▸ **ABOUT THIS TASK**: All of the entries below, duplicated exactly, make up the answer.

▸ **DATA SUPPLIED**:
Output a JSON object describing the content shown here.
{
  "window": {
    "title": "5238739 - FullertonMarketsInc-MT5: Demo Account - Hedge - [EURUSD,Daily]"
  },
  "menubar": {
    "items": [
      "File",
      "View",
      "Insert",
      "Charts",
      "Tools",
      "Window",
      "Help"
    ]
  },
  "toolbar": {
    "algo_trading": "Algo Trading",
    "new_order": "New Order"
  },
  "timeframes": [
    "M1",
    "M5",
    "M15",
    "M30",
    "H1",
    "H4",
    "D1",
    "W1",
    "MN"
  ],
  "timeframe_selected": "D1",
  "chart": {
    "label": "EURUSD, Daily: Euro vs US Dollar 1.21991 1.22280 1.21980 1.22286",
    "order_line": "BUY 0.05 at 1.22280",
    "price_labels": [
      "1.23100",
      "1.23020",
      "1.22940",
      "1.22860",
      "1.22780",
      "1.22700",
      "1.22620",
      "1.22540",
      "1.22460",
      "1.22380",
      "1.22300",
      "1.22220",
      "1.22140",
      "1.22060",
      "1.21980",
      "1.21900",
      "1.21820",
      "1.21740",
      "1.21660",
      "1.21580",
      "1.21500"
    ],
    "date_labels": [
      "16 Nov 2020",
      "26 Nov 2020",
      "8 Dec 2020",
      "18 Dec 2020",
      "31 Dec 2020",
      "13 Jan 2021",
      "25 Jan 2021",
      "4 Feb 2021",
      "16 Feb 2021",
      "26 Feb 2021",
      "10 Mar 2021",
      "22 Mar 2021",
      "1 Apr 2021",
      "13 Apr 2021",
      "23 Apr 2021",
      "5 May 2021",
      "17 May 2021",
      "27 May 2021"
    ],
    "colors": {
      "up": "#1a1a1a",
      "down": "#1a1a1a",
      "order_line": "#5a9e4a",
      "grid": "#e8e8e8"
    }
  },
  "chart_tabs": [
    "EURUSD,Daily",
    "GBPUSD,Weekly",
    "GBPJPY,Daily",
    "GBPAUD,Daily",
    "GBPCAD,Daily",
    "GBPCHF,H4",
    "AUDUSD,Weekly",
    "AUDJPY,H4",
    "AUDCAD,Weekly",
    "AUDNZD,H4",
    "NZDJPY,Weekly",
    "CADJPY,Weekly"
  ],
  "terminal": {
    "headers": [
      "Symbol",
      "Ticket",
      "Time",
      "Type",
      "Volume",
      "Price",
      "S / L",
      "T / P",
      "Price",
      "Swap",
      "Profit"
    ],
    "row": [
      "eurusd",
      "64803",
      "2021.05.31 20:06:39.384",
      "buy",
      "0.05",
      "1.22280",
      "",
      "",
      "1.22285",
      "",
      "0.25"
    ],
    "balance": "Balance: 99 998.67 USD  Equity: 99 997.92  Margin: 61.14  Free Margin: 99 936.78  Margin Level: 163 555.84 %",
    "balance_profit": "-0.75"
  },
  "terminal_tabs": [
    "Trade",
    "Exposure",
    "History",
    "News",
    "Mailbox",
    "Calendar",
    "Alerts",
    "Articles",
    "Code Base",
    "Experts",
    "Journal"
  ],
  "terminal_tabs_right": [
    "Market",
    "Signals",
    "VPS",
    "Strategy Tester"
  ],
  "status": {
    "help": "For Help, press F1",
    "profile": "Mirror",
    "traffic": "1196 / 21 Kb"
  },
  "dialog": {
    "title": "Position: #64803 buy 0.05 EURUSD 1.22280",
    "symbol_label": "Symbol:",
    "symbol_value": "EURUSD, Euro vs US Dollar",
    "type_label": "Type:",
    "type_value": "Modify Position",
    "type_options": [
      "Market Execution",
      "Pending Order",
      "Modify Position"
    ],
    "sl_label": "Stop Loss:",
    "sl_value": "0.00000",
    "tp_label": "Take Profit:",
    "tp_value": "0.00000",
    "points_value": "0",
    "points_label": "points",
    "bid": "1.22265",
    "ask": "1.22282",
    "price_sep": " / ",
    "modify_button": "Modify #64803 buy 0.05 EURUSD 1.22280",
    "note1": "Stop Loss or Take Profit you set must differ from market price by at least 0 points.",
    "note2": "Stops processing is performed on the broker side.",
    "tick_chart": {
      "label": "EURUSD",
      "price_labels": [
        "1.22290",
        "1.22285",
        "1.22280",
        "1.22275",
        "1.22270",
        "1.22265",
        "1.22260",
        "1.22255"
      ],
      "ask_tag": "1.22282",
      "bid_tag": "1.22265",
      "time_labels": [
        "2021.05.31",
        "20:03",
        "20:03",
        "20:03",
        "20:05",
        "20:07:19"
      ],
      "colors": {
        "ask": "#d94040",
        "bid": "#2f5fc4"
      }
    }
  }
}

▸ **ANSWER SECTION**:
Output a JSON object describing the content shown here.
{
  "window": {
    "title": "5238739 - FullertonMarketsInc-MT5: Demo Account - Hedge - [EURUSD,Daily]"
  },
  "menubar": {
    "items": [
      "File",
      "View",
      "Insert",
      "Charts",
      "Tools",
      "Window",
      "Help"
    ]
  },
  "toolbar": {
    "algo_trading": "Algo Trading",
    "new_order": "New Order"
  },
  "timeframes": [
    "M1",
    "M5",
    "M15",
    "M30",
    "H1",
    "H4",
    "D1",
    "W1",
    "MN"
  ],
  "timeframe_selected": "D1",
  "chart": {
    "label": "EURUSD, Daily: Euro vs US Dollar 1.21991 1.22280 1.21980 1.22286",
    "order_line": "BUY 0.05 at 1.22280",
    "price_labels": [
      "1.23100",
      "1.23020",
      "1.22940",
      "1.22860",
      "1.22780",
      "1.22700",
      "1.22620",
      "1.22540",
      "1.22460",
      "1.22380",
      "1.22300",
      "1.22220",
      "1.22140",
      "1.22060",
      "1.21980",
      "1.21900",
      "1.21820",
      "1.21740",
      "1.21660",
      "1.21580",
      "1.21500"
    ],
    "date_labels": [
      "16 Nov 2020",
      "26 Nov 2020",
      "8 Dec 2020",
      "18 Dec 2020",
      "31 Dec 2020",
      "13 Jan 2021",
      "25 Jan 2021",
      "4 Feb 2021",
      "16 Feb 2021",
      "26 Feb 2021",
      "10 Mar 2021",
      "22 Mar 2021",
      "1 Apr 2021",
      "13 Apr 2021",
      "23 Apr 2021",
      "5 May 2021",
      "17 May 2021",
      "27 May 2021"
    ],
    "colors": {
      "up": "#1a1a1a",
      "down": "#1a1a1a",
      "order_line": "#5a9e4a",
      "grid": "#e8e8e8"
    }
  },
  "chart_tabs": [
    "EURUSD,Daily",
    "GBPUSD,Weekly",
    "GBPJPY,Daily",
    "GBPAUD,Daily",
    "GBPCAD,Daily",
    "GBPCHF,H4",
    "AUDUSD,Weekly",
    "AUDJPY,H4",
    "AUDCAD,Weekly",
    "AUDNZD,H4",
    "NZDJPY,Weekly",
    "CADJPY,Weekly"
  ],
  "terminal": {
    "headers": [
      "Symbol",
      "Ticket",
      "Time",
      "Type",
      "Volume",
      "Price",
      "S / L",
      "T / P",
      "Price",
      "Swap",
      "Profit"
    ],
    "row": [
      "eurusd",
      "64803",
      "2021.05.31 20:06:39.384",
      "buy",
      "0.05",
      "1.22280",
      "",
      "",
      "1.22285",
      "",
      "0.25"
    ],
    "balance": "Balance: 99 998.67 USD  Equity: 99 997.92  Margin: 61.14  Free Margin: 99 936.78  Margin Level: 163 555.84 %",
    "balance_profit": "-0.75"
  },
  "terminal_tabs": [
    "Trade",
    "Exposure",
    "History",
    "News",
    "Mailbox",
    "Calendar",
    "Alerts",
    "Articles",
    "Code Base",
    "Experts",
    "Journal"
  ],
  "terminal_tabs_right": [
    "Market",
    "Signals",
    "VPS",
    "Strategy Tester"
  ],
  "status": {
    "help": "For Help, press F1",
    "profile": "Mirror",
    "traffic": "1196 / 21 Kb"
  },
  "dialog": {
    "title": "Position: #64803 buy 0.05 EURUSD 1.22280",
    "symbol_label": "Symbol:",
    "symbol_value": "EURUSD, Euro vs US Dollar",
    "type_label": "Type:",
    "type_value": "Modify Position",
    "type_options": [
      "Market Execution",
      "Pending Order",
      "Modify Position"
    ],
    "sl_label": "Stop Loss:",
    "sl_value": "0.00000",
    "tp_label": "Take Profit:",
    "tp_value": "0.00000",
    "points_value": "0",
    "points_label": "points",
    "bid": "1.22265",
    "ask": "1.22282",
    "price_sep": " / ",
    "modify_button": "Modify #64803 buy 0.05 EURUSD 1.22280",
    "note1": "Stop Loss or Take Profit you set must differ from market price by at least 0 points.",
    "note2": "Stops processing is performed on the broker side.",
    "tick_chart": {
      "label": "EURUSD",
      "price_labels": [
        "1.22290",
        "1.22285",
        "1.22280",
        "1.22275",
        "1.22270",
        "1.22265",
        "1.22260",
        "1.22255"
      ],
      "ask_tag": "1.22282",
      "bid_tag": "1.22265",
      "time_labels": [
        "2021.05.31",
        "20:03",
        "20:03",
        "20:03",
        "20:05",
        "20:07:19"
      ],
      "colors": {
        "ask": "#d94040",
        "bid": "#2f5fc4"
      }
    }
  }
}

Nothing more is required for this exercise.